The answer must be every line of the records below that holds the word "label".

☆ ☆ ☆ ☆ ☆

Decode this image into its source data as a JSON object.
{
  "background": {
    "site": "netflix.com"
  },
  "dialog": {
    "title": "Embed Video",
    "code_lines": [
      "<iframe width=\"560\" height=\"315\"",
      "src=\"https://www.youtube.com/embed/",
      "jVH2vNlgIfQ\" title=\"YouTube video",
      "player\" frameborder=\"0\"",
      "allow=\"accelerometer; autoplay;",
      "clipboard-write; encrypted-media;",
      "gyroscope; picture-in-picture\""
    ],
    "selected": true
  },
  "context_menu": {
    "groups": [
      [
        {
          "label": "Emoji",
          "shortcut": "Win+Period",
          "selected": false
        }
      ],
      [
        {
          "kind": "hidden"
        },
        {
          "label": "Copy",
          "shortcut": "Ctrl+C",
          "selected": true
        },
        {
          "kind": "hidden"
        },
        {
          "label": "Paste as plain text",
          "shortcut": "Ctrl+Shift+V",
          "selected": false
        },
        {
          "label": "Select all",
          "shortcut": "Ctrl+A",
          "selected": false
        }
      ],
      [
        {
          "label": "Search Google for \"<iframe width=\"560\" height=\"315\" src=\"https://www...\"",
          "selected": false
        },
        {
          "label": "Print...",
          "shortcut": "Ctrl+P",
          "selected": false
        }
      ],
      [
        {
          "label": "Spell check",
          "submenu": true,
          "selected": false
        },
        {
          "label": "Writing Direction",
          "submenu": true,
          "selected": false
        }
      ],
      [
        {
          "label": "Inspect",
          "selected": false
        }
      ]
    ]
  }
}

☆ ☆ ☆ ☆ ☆

Answer for the task:
          "label": "Emoji",
          "label": "Copy",
          "label": "Paste as plain text",
          "label": "Select all",
          "label": "Search Google for \"<iframe width=\"560\" height=\"315\" src=\"https://www...\"",
          "label": "Print...",
          "label": "Spell check",
          "label": "Writing Direction",
          "label": "Inspect",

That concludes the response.